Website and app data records
== == ==

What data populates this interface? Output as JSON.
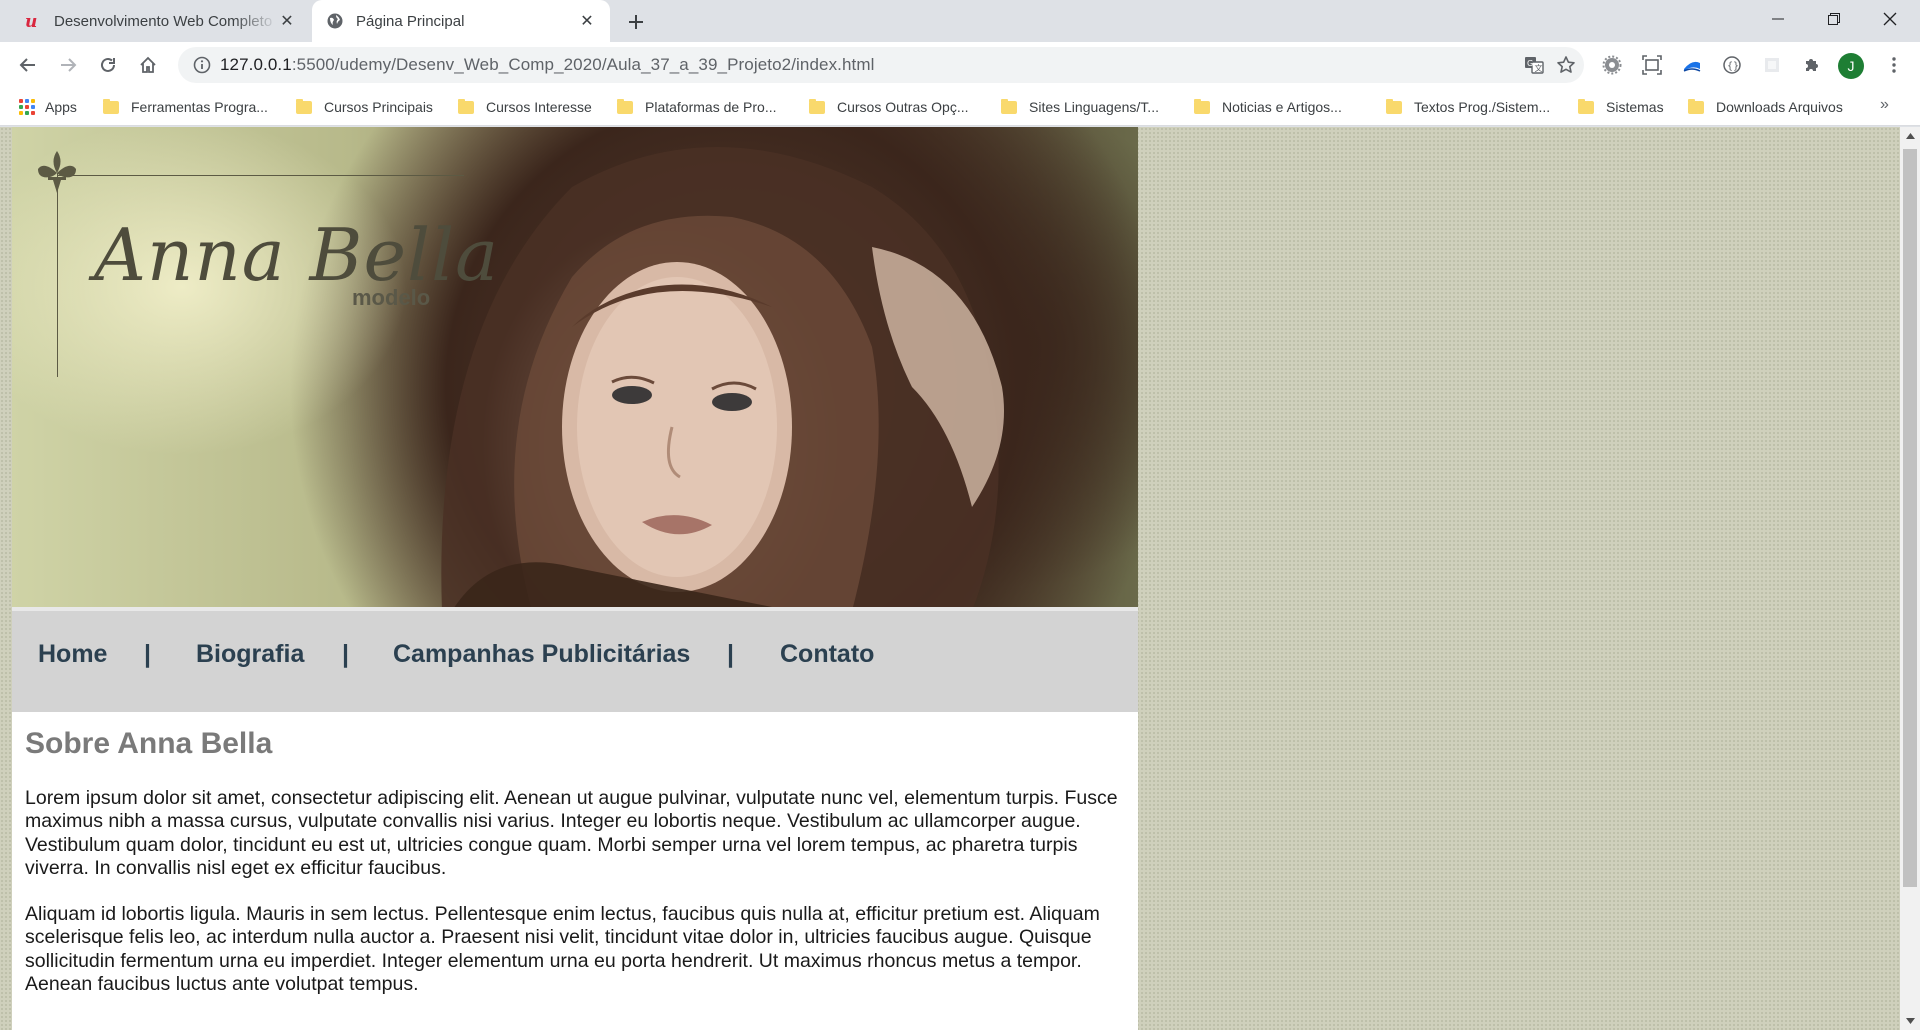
{
  "browser": {
    "tabs": [
      {
        "title": "Desenvolvimento Web Completo",
        "active": false,
        "favicon": "udemy-icon"
      },
      {
        "title": "Página Principal",
        "active": true,
        "favicon": "globe-icon"
      }
    ],
    "url": {
      "host": "127.0.0.1",
      "rest": ":5500/udemy/Desenv_Web_Comp_2020/Aula_37_a_39_Projeto2/index.html"
    },
    "profile_initial": "J",
    "bookmarks": [
      "Apps",
      "Ferramentas Progra...",
      "Cursos Principais",
      "Cursos Interesse",
      "Plataformas de Pro...",
      "Cursos Outras Opç...",
      "Sites Linguagens/T...",
      "Noticias e Artigos...",
      "Textos Prog./Sistem...",
      "Sistemas",
      "Downloads Arquivos"
    ],
    "bookmarks_more": "»",
    "colors": {
      "tab_bar": "#dee1e6",
      "avatar": "#1e7e34",
      "folder": "#f9d96c"
    }
  },
  "site": {
    "logo": {
      "name": "Anna Bella",
      "subtitle": "modelo"
    },
    "nav": {
      "items": [
        "Home",
        "Biografia",
        "Campanhas Publicitárias",
        "Contato"
      ],
      "separator": "|"
    },
    "heading": "Sobre Anna Bella",
    "paragraphs": [
      "Lorem ipsum dolor sit amet, consectetur adipiscing elit. Aenean ut augue pulvinar, vulputate nunc vel, elementum turpis. Fusce maximus nibh a massa cursus, vulputate convallis nisi varius. Integer eu lobortis neque. Vestibulum ac ullamcorper augue. Vestibulum quam dolor, tincidunt eu est ut, ultricies congue quam. Morbi semper urna vel lorem tempus, ac pharetra turpis viverra. In convallis nisl eget ex efficitur faucibus.",
      "Aliquam id lobortis ligula. Mauris in sem lectus. Pellentesque enim lectus, faucibus quis nulla at, efficitur pretium est. Aliquam scelerisque felis leo, ac interdum nulla auctor a. Praesent nisi velit, tincidunt vitae dolor in, ultricies faucibus augue. Quisque sollicitudin fermentum urna eu imperdiet. Integer elementum urna eu porta hendrerit. Ut maximus rhoncus metus a tempor. Aenean faucibus luctus ante volutpat tempus."
    ],
    "colors": {
      "nav_bg": "#d3d3d3",
      "nav_text": "#2b4050",
      "heading": "#7a7a7a",
      "page_bg": "#cfd0bc"
    }
  }
}
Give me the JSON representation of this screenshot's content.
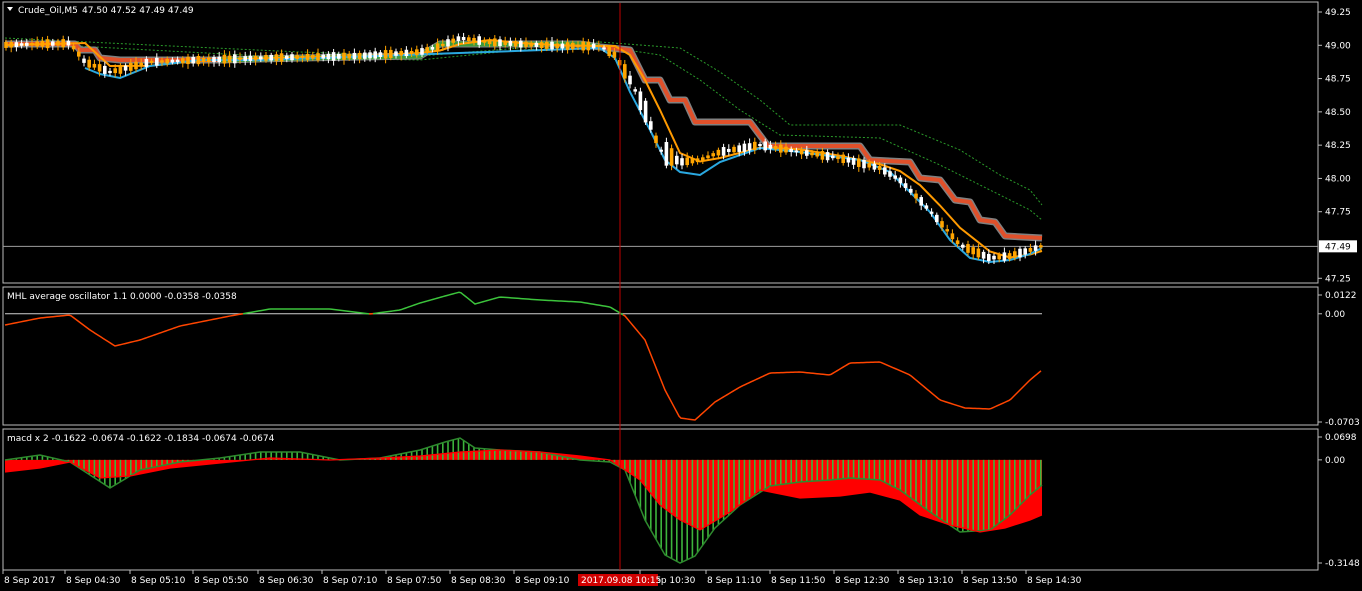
{
  "window": {
    "title": "Crude_Oil,M5",
    "ohlc": "47.50 47.52 47.49 47.49"
  },
  "main_pane": {
    "price_ticks": [
      "49.25",
      "49.00",
      "48.75",
      "48.50",
      "48.25",
      "48.00",
      "47.75",
      "47.25"
    ],
    "price_values": [
      49.25,
      49.0,
      48.75,
      48.5,
      48.25,
      48.0,
      47.75,
      47.25
    ],
    "current_price": "47.49",
    "current_value": 47.49
  },
  "osc_pane": {
    "title": "MHL average oscillator 1.1 0.0000 -0.0358 -0.0358",
    "ticks": [
      "0.0122",
      "0.00",
      "-0.0703"
    ],
    "tick_values": [
      0.0122,
      0.0,
      -0.0703
    ]
  },
  "macd_pane": {
    "title": "macd x 2 -0.1622 -0.0674 -0.1622 -0.1834 -0.0674 -0.0674",
    "ticks": [
      "0.0698",
      "0.00",
      "-0.3148"
    ],
    "tick_values": [
      0.0698,
      0.0,
      -0.3148
    ]
  },
  "time_axis": {
    "labels": [
      "8 Sep 2017",
      "8 Sep 04:30",
      "8 Sep 05:10",
      "8 Sep 05:50",
      "8 Sep 06:30",
      "8 Sep 07:10",
      "8 Sep 07:50",
      "8 Sep 08:30",
      "8 Sep 09:10",
      "8 Sep 10:30",
      "8 Sep 11:10",
      "8 Sep 11:50",
      "8 Sep 12:30",
      "8 Sep 13:10",
      "8 Sep 13:50",
      "8 Sep 14:30"
    ],
    "cursor_label": "2017.09.08 10:15"
  },
  "colors": {
    "background": "#000000",
    "axis_text": "#ffffff",
    "bull_candle": "#ffffff",
    "bear_candle": "#ffa500",
    "band_orange_red": "#e0502a",
    "band_green": "#3c9a3c",
    "band_gray": "#808080",
    "ma_blue": "#2aa8e0",
    "ma_orange": "#ff9a00",
    "dotted_green": "#2a9a2a",
    "osc_green": "#3cc43c",
    "osc_red": "#ff4500",
    "macd_red": "#ff0000",
    "macd_green": "#3cb43c",
    "cursor_line": "#c00000"
  },
  "icons": [
    "dropdown-triangle-icon"
  ]
}
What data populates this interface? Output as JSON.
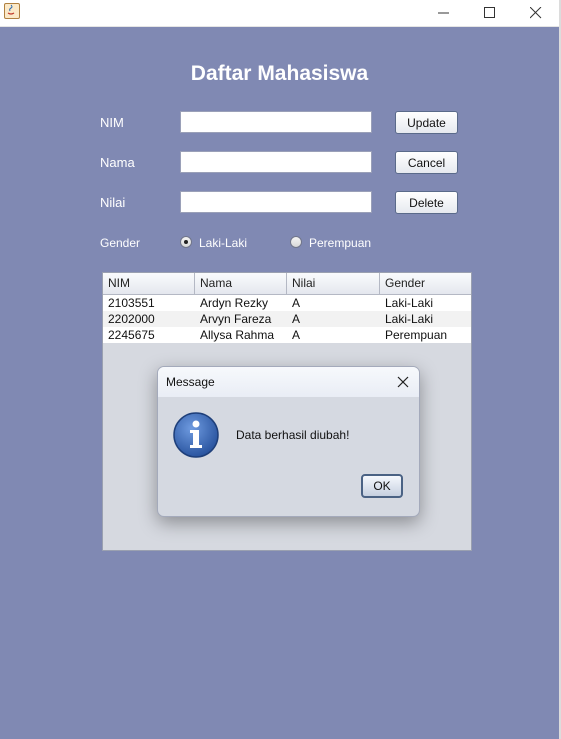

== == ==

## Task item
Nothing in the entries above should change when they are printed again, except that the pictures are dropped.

## Response
What data populates this interface? Output as JSON.
{
  "browser": {
    "tabs": [
      {
        "title": "Desenvolvimento Web Completo",
        "active": false,
        "favicon": "udemy-icon"
      },
      {
        "title": "Página Principal",
        "active": true,
        "favicon": "globe-icon"
      }
    ],
    "url": {
      "host": "127.0.0.1",
      "rest": ":5500/udemy/Desenv_Web_Comp_2020/Aula_37_a_39_Projeto2/index.html"
    },
    "profile_initial": "J",
    "bookmarks": [
      "Apps",
      "Ferramentas Progra...",
      "Cursos Principais",
      "Cursos Interesse",
      "Plataformas de Pro...",
      "Cursos Outras Opç...",
      "Sites Linguagens/T...",
      "Noticias e Artigos...",
      "Textos Prog./Sistem...",
      "Sistemas",
      "Downloads Arquivos"
    ],
    "bookmarks_more": "»",
    "colors": {
      "tab_bar": "#dee1e6",
      "avatar": "#1e7e34",
      "folder": "#f9d96c"
    }
  },
  "site": {
    "logo": {
      "name": "Anna Bella",
      "subtitle": "modelo"
    },
    "nav": {
      "items": [
        "Home",
        "Biografia",
        "Campanhas Publicitárias",
        "Contato"
      ],
      "separator": "|"
    },
    "heading": "Sobre Anna Bella",
    "paragraphs": [
      "Lorem ipsum dolor sit amet, consectetur adipiscing elit. Aenean ut augue pulvinar, vulputate nunc vel, elementum turpis. Fusce maximus nibh a massa cursus, vulputate convallis nisi varius. Integer eu lobortis neque. Vestibulum ac ullamcorper augue. Vestibulum quam dolor, tincidunt eu est ut, ultricies congue quam. Morbi semper urna vel lorem tempus, ac pharetra turpis viverra. In convallis nisl eget ex efficitur faucibus.",
      "Aliquam id lobortis ligula. Mauris in sem lectus. Pellentesque enim lectus, faucibus quis nulla at, efficitur pretium est. Aliquam scelerisque felis leo, ac interdum nulla auctor a. Praesent nisi velit, tincidunt vitae dolor in, ultricies faucibus augue. Quisque sollicitudin fermentum urna eu imperdiet. Integer elementum urna eu porta hendrerit. Ut maximus rhoncus metus a tempor. Aenean faucibus luctus ante volutpat tempus."
    ],
    "colors": {
      "nav_bg": "#d3d3d3",
      "nav_text": "#2b4050",
      "heading": "#7a7a7a",
      "page_bg": "#cfd0bc"
    }
  }
}
Give me the JSON representation of this screenshot's content.
{
  "window": {
    "title": "Crude_Oil,M5",
    "ohlc": "47.50 47.52 47.49 47.49"
  },
  "main_pane": {
    "price_ticks": [
      "49.25",
      "49.00",
      "48.75",
      "48.50",
      "48.25",
      "48.00",
      "47.75",
      "47.25"
    ],
    "price_values": [
      49.25,
      49.0,
      48.75,
      48.5,
      48.25,
      48.0,
      47.75,
      47.25
    ],
    "current_price": "47.49",
    "current_value": 47.49
  },
  "osc_pane": {
    "title": "MHL average oscillator 1.1 0.0000 -0.0358 -0.0358",
    "ticks": [
      "0.0122",
      "0.00",
      "-0.0703"
    ],
    "tick_values": [
      0.0122,
      0.0,
      -0.0703
    ]
  },
  "macd_pane": {
    "title": "macd x 2 -0.1622 -0.0674 -0.1622 -0.1834 -0.0674 -0.0674",
    "ticks": [
      "0.0698",
      "0.00",
      "-0.3148"
    ],
    "tick_values": [
      0.0698,
      0.0,
      -0.3148
    ]
  },
  "time_axis": {
    "labels": [
      "8 Sep 2017",
      "8 Sep 04:30",
      "8 Sep 05:10",
      "8 Sep 05:50",
      "8 Sep 06:30",
      "8 Sep 07:10",
      "8 Sep 07:50",
      "8 Sep 08:30",
      "8 Sep 09:10",
      "8 Sep 10:30",
      "8 Sep 11:10",
      "8 Sep 11:50",
      "8 Sep 12:30",
      "8 Sep 13:10",
      "8 Sep 13:50",
      "8 Sep 14:30"
    ],
    "cursor_label": "2017.09.08 10:15"
  },
  "colors": {
    "background": "#000000",
    "axis_text": "#ffffff",
    "bull_candle": "#ffffff",
    "bear_candle": "#ffa500",
    "band_orange_red": "#e0502a",
    "band_green": "#3c9a3c",
    "band_gray": "#808080",
    "ma_blue": "#2aa8e0",
    "ma_orange": "#ff9a00",
    "dotted_green": "#2a9a2a",
    "osc_green": "#3cc43c",
    "osc_red": "#ff4500",
    "macd_red": "#ff0000",
    "macd_green": "#3cb43c",
    "cursor_line": "#c00000"
  },
  "icons": [
    "dropdown-triangle-icon"
  ]
}
What data populates this interface? Output as JSON.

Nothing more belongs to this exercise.